Since 2009, AIDS Support Group of Cape Cod, Inc. (ASGCC) has been operating a free hypodermic needle access program in a village in Barnstable. The Town of Barnstable ordered the cessation of the program, asserting that ASGCC was in violation of Mass. Gen. Laws ch. 94C, 27 and Mass. Gen. Laws ch. 111, 215. In response to the Town’s cease and desist order, ASGCC filed this action seeking injunctive relief and a declaration that its nonsale needle access program was not statutorily prohibited. The superior court judge reported the question to the Appeals Court, and the Supreme Judicial Court allowed ASGCC’s application for direct appellate review. The court remanded the matter to the superior court for entry of a declaration that neither statute prohibits ASGCC from engaging in free distribution of hypodermic needles and an injunction permanently enjoining enforcement of the Town’s order to cease and desist, holding that the plain language of the statutes does not proscribe free distribution of hypodermic needs by a private individual or organization such as ASGCC that does not operate a program implemented by the Department of Public Health. View "AIDS Support Group of Cape Cod, Inc. v. Town of Barnstable" on Justia Law
Schumacher v. Commonwealth

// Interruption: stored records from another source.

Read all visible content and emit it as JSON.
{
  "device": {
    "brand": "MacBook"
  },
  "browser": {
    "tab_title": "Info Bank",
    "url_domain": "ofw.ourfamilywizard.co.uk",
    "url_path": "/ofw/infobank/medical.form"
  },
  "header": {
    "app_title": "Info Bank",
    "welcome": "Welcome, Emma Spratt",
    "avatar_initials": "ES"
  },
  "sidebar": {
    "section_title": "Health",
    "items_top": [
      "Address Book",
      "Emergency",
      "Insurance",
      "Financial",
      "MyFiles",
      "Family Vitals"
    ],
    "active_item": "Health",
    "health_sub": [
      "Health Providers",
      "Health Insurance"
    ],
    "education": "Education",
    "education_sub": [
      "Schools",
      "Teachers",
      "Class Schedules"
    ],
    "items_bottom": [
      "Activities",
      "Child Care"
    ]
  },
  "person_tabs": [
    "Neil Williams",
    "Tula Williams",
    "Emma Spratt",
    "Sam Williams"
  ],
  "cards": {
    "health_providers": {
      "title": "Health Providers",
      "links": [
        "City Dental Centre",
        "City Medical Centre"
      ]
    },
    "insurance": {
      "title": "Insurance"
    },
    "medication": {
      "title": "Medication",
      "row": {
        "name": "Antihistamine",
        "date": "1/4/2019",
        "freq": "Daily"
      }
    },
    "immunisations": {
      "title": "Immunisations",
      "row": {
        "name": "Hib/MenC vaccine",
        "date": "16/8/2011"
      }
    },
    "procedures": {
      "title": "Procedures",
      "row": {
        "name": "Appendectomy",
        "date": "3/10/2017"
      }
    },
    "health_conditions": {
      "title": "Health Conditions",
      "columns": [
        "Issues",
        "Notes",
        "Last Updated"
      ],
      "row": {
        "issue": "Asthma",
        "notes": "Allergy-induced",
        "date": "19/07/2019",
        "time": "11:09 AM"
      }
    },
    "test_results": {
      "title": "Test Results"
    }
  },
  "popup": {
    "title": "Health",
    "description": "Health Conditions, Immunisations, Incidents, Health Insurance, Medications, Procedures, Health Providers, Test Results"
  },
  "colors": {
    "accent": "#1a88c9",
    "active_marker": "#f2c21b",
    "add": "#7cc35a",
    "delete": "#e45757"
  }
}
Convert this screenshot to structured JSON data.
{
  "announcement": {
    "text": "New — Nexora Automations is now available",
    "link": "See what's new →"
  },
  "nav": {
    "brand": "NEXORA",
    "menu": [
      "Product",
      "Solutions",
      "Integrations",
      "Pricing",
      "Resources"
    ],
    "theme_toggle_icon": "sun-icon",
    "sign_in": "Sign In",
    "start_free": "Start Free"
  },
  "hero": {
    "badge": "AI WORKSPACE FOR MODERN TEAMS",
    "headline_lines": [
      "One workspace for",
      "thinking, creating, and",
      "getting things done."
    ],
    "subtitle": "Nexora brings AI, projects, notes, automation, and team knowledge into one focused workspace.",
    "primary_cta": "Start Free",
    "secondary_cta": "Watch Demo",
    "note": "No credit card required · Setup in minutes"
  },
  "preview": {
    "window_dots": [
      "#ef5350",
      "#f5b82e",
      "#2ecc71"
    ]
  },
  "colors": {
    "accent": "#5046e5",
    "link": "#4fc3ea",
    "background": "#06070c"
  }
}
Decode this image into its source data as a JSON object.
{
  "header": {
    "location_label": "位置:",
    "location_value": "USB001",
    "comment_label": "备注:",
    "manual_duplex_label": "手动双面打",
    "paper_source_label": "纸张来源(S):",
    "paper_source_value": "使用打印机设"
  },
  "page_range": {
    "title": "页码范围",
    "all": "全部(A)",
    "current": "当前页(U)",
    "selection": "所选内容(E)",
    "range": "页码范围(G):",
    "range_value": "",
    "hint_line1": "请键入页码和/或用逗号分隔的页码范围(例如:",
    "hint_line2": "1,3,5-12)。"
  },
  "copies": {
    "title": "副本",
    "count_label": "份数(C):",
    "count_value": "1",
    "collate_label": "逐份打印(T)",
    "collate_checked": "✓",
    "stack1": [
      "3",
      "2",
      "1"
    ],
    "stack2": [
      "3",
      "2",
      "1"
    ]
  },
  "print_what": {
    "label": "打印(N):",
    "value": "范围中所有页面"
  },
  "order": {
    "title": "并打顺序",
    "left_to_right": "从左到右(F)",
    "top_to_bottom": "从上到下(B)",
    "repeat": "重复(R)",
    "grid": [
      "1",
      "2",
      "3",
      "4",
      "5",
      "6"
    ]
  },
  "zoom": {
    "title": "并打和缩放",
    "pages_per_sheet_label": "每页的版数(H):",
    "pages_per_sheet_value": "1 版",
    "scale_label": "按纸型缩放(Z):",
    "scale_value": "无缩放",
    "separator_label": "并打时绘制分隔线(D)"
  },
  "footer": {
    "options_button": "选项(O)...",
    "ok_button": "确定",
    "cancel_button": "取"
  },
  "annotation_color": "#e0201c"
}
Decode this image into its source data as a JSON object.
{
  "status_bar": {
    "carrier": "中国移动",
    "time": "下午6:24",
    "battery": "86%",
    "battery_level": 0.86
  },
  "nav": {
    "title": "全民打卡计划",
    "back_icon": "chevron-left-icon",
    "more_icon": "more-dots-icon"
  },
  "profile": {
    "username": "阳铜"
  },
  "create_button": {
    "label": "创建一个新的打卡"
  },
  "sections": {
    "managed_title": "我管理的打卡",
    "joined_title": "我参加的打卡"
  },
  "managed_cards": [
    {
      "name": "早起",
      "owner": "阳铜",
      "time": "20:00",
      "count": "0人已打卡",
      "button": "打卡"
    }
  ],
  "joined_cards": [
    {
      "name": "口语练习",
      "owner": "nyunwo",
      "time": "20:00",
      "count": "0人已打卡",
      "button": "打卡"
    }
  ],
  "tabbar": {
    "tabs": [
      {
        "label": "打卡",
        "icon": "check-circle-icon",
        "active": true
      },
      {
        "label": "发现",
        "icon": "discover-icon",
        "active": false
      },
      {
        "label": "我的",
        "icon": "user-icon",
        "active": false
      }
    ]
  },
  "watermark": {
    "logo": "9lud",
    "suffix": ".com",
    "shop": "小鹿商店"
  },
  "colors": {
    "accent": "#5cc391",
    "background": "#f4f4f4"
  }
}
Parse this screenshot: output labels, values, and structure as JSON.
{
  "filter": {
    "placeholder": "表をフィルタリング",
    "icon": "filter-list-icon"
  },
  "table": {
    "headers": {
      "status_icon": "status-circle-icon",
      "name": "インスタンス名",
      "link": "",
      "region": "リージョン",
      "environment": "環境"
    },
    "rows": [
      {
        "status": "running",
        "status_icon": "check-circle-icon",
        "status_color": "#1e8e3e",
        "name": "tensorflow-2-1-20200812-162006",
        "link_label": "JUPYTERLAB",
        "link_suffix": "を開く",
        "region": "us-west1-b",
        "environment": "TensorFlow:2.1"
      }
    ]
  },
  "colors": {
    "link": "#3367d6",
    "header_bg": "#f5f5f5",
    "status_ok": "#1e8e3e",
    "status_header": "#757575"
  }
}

Appellant filed a Mass. Gen. Laws ch. 211, 3 petition seeking interlocutory relief from an order of the superior court temporarily committing him to the Massachusetts Treatment Center pursuant to Mass. Gen. Laws ch. 123A, 12(e) pending a probable cause determination on the Commonwealth’s petition for Appellant’s civil commitment as a sexually dangerous person. A single justice denied relief on the ground that Appellant had an adequate remedy in the ordinary appellate process. The Supreme Judicial Court affirmed, holding that all of Appellant’s arguments as to the merits of his petition could be raised on appeal from an adverse final judgment in this matter. View "Schumacher v. Commonwealth" on Justia Law
In re N.L.
After N.L. was admitted to a mental health facility (hospital) the hospital filed a petition for commitment pursuant to Mass. Gen. Laws ch. 123, 7 and 8 and for authorization for medical treatment for mental illness pursuant to Mass. Gen. Laws ch. 123, 8B. After a hearing on the petitions the judge ordered N.L. to be involuntarily committed to the hospital for a period not to exceed six months and allowed the hospital’s petition to treat N.L. with antipsychotic medication against his will. N.L. appealed. The Appellate Division of the District Court Department dismissed N.L.’s appeal as moot because he had since been discharged from the hospital. N.L.again appealed. The Supreme Judicial Court dismissed N.L.’s appeal as moot but exercised its discretion to address the issue before it, holding that where a person or his or her counsel requests a continuance of a hearing pursuant to Mass. Gen. Laws ch. 123, 7(c) or 8B, the grant of the continuance is mandatory where a denial thereof is reasonably likely to prejudice a person’s ability to prepare a meaningful defense. View "In re N.L." on Justia Law
Posted in: Health Law
In re G.P.
A district court judge ordered Petitioner committed to the Women’s Addiction Treatment Center pursuant to Mass. Gen. Laws ch. 123, 35, a statute that authorizes the involuntary civil commitment of a person, for care and treatment, where there is a likelihood of serious harm that could result from the person’s alcoholism or substance abuse. The Appellate Division dismissed Petitioner’s appeal. Petitioner subsequently filed a petition for relief pursuant to Mass. Gen. Laws ch. 211, 3 seeking to vacate the order. A single justice reserved and reported the case to the full Court. The Supreme Judicial court dismissed the petition for relief as moot, holding (1) because Petitioner was no longer committed to the facility, her challenge to the order of commitment was rendered moot; but (2) because this case raised important issues concerning the operation of section 35 as well as the Uniform Trial Court Rules for Civil Commitment Proceedings for Alcohol and Substance Abuse scheduled to go into effect on February 1, 2016, the Court decided the case and concluded that the evidence in this case did not appear to satisfy the requirements of section 35 for an order of commitment. View "In re G.P." on Justia Law
Posted in: Health Law